DATA EXCERPTS START
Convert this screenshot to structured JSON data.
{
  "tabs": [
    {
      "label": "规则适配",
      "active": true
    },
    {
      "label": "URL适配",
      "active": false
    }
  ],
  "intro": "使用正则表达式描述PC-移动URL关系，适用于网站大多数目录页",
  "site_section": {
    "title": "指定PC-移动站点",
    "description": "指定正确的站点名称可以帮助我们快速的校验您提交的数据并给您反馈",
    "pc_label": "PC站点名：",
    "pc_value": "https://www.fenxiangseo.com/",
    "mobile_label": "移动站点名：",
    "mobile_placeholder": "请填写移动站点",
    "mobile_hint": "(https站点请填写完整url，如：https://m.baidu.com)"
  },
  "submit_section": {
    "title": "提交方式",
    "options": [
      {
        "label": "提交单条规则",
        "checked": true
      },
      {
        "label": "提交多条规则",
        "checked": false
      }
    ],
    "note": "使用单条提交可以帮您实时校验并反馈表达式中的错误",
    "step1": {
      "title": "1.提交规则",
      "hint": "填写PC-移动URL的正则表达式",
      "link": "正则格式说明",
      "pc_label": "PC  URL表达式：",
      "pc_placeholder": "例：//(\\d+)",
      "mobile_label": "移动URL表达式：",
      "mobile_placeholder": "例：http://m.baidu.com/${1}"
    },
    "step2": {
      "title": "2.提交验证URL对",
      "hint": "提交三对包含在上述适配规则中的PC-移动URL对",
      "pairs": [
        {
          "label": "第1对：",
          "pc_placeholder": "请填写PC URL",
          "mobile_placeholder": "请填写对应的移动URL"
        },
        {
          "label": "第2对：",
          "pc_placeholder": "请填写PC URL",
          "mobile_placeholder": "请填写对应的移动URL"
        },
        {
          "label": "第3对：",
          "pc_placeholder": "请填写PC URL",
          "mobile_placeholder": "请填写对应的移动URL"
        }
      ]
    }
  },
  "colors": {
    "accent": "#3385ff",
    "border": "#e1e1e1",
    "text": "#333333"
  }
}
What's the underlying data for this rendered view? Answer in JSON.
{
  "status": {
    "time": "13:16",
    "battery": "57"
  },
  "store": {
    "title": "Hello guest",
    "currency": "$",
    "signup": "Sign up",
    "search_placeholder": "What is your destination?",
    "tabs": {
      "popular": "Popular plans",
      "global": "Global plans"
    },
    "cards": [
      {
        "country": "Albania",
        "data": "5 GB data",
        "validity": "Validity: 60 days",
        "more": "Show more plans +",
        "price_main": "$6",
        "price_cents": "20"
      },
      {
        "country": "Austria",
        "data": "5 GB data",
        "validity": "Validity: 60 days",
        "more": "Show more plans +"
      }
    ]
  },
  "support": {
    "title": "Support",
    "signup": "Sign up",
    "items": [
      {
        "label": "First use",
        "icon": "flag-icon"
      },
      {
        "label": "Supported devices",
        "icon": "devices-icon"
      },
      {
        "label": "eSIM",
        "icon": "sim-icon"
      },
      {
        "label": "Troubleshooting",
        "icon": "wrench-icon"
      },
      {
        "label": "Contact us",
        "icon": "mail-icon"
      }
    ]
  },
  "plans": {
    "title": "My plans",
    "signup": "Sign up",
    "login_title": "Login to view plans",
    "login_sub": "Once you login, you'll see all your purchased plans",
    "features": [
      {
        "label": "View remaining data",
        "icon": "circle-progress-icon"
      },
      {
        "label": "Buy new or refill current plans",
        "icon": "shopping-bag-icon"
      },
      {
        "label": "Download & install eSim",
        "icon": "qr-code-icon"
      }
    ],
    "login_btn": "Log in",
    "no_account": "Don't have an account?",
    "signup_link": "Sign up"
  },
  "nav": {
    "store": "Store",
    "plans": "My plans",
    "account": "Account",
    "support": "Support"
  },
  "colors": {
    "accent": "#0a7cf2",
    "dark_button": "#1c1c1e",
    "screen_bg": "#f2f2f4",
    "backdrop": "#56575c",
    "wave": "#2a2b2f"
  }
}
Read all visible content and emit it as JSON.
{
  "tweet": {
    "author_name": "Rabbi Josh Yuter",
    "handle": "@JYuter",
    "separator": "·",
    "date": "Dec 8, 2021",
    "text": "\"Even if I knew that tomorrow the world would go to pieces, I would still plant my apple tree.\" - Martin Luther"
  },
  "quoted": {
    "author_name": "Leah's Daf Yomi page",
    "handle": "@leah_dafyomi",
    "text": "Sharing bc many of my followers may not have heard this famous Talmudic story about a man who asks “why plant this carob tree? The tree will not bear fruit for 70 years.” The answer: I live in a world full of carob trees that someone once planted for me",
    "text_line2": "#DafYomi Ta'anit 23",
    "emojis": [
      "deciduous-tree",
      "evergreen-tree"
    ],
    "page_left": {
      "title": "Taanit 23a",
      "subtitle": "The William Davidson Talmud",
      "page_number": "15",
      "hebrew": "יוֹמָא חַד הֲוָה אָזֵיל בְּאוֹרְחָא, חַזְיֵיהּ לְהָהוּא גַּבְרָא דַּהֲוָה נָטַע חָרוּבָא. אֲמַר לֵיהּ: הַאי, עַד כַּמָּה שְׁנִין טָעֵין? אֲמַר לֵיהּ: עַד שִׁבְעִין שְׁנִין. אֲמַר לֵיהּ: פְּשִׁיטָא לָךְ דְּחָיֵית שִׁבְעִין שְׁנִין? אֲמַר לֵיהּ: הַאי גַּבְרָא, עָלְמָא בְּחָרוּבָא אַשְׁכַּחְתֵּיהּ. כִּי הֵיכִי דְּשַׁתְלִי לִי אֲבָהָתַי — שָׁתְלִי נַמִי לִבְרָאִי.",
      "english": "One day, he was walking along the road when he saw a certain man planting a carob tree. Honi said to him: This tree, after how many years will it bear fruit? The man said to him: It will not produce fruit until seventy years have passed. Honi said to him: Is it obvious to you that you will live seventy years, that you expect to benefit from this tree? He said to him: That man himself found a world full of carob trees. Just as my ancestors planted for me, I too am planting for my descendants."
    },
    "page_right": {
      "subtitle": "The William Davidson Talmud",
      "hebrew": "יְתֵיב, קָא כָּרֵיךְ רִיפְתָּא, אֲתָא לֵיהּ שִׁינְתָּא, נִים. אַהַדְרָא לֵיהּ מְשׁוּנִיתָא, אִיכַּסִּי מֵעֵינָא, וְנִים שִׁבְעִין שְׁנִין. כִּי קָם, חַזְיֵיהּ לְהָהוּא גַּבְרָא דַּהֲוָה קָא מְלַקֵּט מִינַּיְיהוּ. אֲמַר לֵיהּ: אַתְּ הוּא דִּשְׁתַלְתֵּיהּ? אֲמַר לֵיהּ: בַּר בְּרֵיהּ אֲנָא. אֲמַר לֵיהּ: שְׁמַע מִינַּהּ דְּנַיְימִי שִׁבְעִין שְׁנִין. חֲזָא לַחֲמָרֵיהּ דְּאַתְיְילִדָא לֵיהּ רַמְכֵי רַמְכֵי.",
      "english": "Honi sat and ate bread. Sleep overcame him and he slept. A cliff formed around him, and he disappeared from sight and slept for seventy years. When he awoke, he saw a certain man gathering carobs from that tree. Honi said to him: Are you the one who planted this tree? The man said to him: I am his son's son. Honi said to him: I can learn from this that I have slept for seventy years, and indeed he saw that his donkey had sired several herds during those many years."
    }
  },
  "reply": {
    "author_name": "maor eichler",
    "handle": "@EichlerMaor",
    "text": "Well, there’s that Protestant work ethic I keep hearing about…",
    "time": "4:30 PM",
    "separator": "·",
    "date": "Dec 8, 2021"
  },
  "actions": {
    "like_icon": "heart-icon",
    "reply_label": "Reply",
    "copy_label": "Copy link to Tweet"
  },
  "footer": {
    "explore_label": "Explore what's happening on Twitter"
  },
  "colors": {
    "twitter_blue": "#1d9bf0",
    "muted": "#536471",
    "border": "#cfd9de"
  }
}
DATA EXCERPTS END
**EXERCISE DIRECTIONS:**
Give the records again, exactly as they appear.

**WRITTEN SOLUTION:**
Convert this screenshot to structured JSON data.
{
  "tabs": [
    {
      "label": "规则适配",
      "active": true
    },
    {
      "label": "URL适配",
      "active": false
    }
  ],
  "intro": "使用正则表达式描述PC-移动URL关系，适用于网站大多数目录页",
  "site_section": {
    "title": "指定PC-移动站点",
    "description": "指定正确的站点名称可以帮助我们快速的校验您提交的数据并给您反馈",
    "pc_label": "PC站点名：",
    "pc_value": "https://www.fenxiangseo.com/",
    "mobile_label": "移动站点名：",
    "mobile_placeholder": "请填写移动站点",
    "mobile_hint": "(https站点请填写完整url，如：https://m.baidu.com)"
  },
  "submit_section": {
    "title": "提交方式",
    "options": [
      {
        "label": "提交单条规则",
        "checked": true
      },
      {
        "label": "提交多条规则",
        "checked": false
      }
    ],
    "note": "使用单条提交可以帮您实时校验并反馈表达式中的错误",
    "step1": {
      "title": "1.提交规则",
      "hint": "填写PC-移动URL的正则表达式",
      "link": "正则格式说明",
      "pc_label": "PC  URL表达式：",
      "pc_placeholder": "例：//(\\d+)",
      "mobile_label": "移动URL表达式：",
      "mobile_placeholder": "例：http://m.baidu.com/${1}"
    },
    "step2": {
      "title": "2.提交验证URL对",
      "hint": "提交三对包含在上述适配规则中的PC-移动URL对",
      "pairs": [
        {
          "label": "第1对：",
          "pc_placeholder": "请填写PC URL",
          "mobile_placeholder": "请填写对应的移动URL"
        },
        {
          "label": "第2对：",
          "pc_placeholder": "请填写PC URL",
          "mobile_placeholder": "请填写对应的移动URL"
        },
        {
          "label": "第3对：",
          "pc_placeholder": "请填写PC URL",
          "mobile_placeholder": "请填写对应的移动URL"
        }
      ]
    }
  },
  "colors": {
    "accent": "#3385ff",
    "border": "#e1e1e1",
    "text": "#333333"
  }
}
What's the underlying data for this rendered view? Answer in JSON.
{
  "status": {
    "time": "13:16",
    "battery": "57"
  },
  "store": {
    "title": "Hello guest",
    "currency": "$",
    "signup": "Sign up",
    "search_placeholder": "What is your destination?",
    "tabs": {
      "popular": "Popular plans",
      "global": "Global plans"
    },
    "cards": [
      {
        "country": "Albania",
        "data": "5 GB data",
        "validity": "Validity: 60 days",
        "more": "Show more plans +",
        "price_main": "$6",
        "price_cents": "20"
      },
      {
        "country": "Austria",
        "data": "5 GB data",
        "validity": "Validity: 60 days",
        "more": "Show more plans +"
      }
    ]
  },
  "support": {
    "title": "Support",
    "signup": "Sign up",
    "items": [
      {
        "label": "First use",
        "icon": "flag-icon"
      },
      {
        "label": "Supported devices",
        "icon": "devices-icon"
      },
      {
        "label": "eSIM",
        "icon": "sim-icon"
      },
      {
        "label": "Troubleshooting",
        "icon": "wrench-icon"
      },
      {
        "label": "Contact us",
        "icon": "mail-icon"
      }
    ]
  },
  "plans": {
    "title": "My plans",
    "signup": "Sign up",
    "login_title": "Login to view plans",
    "login_sub": "Once you login, you'll see all your purchased plans",
    "features": [
      {
        "label": "View remaining data",
        "icon": "circle-progress-icon"
      },
      {
        "label": "Buy new or refill current plans",
        "icon": "shopping-bag-icon"
      },
      {
        "label": "Download & install eSim",
        "icon": "qr-code-icon"
      }
    ],
    "login_btn": "Log in",
    "no_account": "Don't have an account?",
    "signup_link": "Sign up"
  },
  "nav": {
    "store": "Store",
    "plans": "My plans",
    "account": "Account",
    "support": "Support"
  },
  "colors": {
    "accent": "#0a7cf2",
    "dark_button": "#1c1c1e",
    "screen_bg": "#f2f2f4",
    "backdrop": "#56575c",
    "wave": "#2a2b2f"
  }
}
Read all visible content and emit it as JSON.
{
  "tweet": {
    "author_name": "Rabbi Josh Yuter",
    "handle": "@JYuter",
    "separator": "·",
    "date": "Dec 8, 2021",
    "text": "\"Even if I knew that tomorrow the world would go to pieces, I would still plant my apple tree.\" - Martin Luther"
  },
  "quoted": {
    "author_name": "Leah's Daf Yomi page",
    "handle": "@leah_dafyomi",
    "text": "Sharing bc many of my followers may not have heard this famous Talmudic story about a man who asks “why plant this carob tree? The tree will not bear fruit for 70 years.” The answer: I live in a world full of carob trees that someone once planted for me",
    "text_line2": "#DafYomi Ta'anit 23",
    "emojis": [
      "deciduous-tree",
      "evergreen-tree"
    ],
    "page_left": {
      "title": "Taanit 23a",
      "subtitle": "The William Davidson Talmud",
      "page_number": "15",
      "hebrew": "יוֹמָא חַד הֲוָה אָזֵיל בְּאוֹרְחָא, חַזְיֵיהּ לְהָהוּא גַּבְרָא דַּהֲוָה נָטַע חָרוּבָא. אֲמַר לֵיהּ: הַאי, עַד כַּמָּה שְׁנִין טָעֵין? אֲמַר לֵיהּ: עַד שִׁבְעִין שְׁנִין. אֲמַר לֵיהּ: פְּשִׁיטָא לָךְ דְּחָיֵית שִׁבְעִין שְׁנִין? אֲמַר לֵיהּ: הַאי גַּבְרָא, עָלְמָא בְּחָרוּבָא אַשְׁכַּחְתֵּיהּ. כִּי הֵיכִי דְּשַׁתְלִי לִי אֲבָהָתַי — שָׁתְלִי נַמִי לִבְרָאִי.",
      "english": "One day, he was walking along the road when he saw a certain man planting a carob tree. Honi said to him: This tree, after how many years will it bear fruit? The man said to him: It will not produce fruit until seventy years have passed. Honi said to him: Is it obvious to you that you will live seventy years, that you expect to benefit from this tree? He said to him: That man himself found a world full of carob trees. Just as my ancestors planted for me, I too am planting for my descendants."
    },
    "page_right": {
      "subtitle": "The William Davidson Talmud",
      "hebrew": "יְתֵיב, קָא כָּרֵיךְ רִיפְתָּא, אֲתָא לֵיהּ שִׁינְתָּא, נִים. אַהַדְרָא לֵיהּ מְשׁוּנִיתָא, אִיכַּסִּי מֵעֵינָא, וְנִים שִׁבְעִין שְׁנִין. כִּי קָם, חַזְיֵיהּ לְהָהוּא גַּבְרָא דַּהֲוָה קָא מְלַקֵּט מִינַּיְיהוּ. אֲמַר לֵיהּ: אַתְּ הוּא דִּשְׁתַלְתֵּיהּ? אֲמַר לֵיהּ: בַּר בְּרֵיהּ אֲנָא. אֲמַר לֵיהּ: שְׁמַע מִינַּהּ דְּנַיְימִי שִׁבְעִין שְׁנִין. חֲזָא לַחֲמָרֵיהּ דְּאַתְיְילִדָא לֵיהּ רַמְכֵי רַמְכֵי.",
      "english": "Honi sat and ate bread. Sleep overcame him and he slept. A cliff formed around him, and he disappeared from sight and slept for seventy years. When he awoke, he saw a certain man gathering carobs from that tree. Honi said to him: Are you the one who planted this tree? The man said to him: I am his son's son. Honi said to him: I can learn from this that I have slept for seventy years, and indeed he saw that his donkey had sired several herds during those many years."
    }
  },
  "reply": {
    "author_name": "maor eichler",
    "handle": "@EichlerMaor",
    "text": "Well, there’s that Protestant work ethic I keep hearing about…",
    "time": "4:30 PM",
    "separator": "·",
    "date": "Dec 8, 2021"
  },
  "actions": {
    "like_icon": "heart-icon",
    "reply_label": "Reply",
    "copy_label": "Copy link to Tweet"
  },
  "footer": {
    "explore_label": "Explore what's happening on Twitter"
  },
  "colors": {
    "twitter_blue": "#1d9bf0",
    "muted": "#536471",
    "border": "#cfd9de"
  }
}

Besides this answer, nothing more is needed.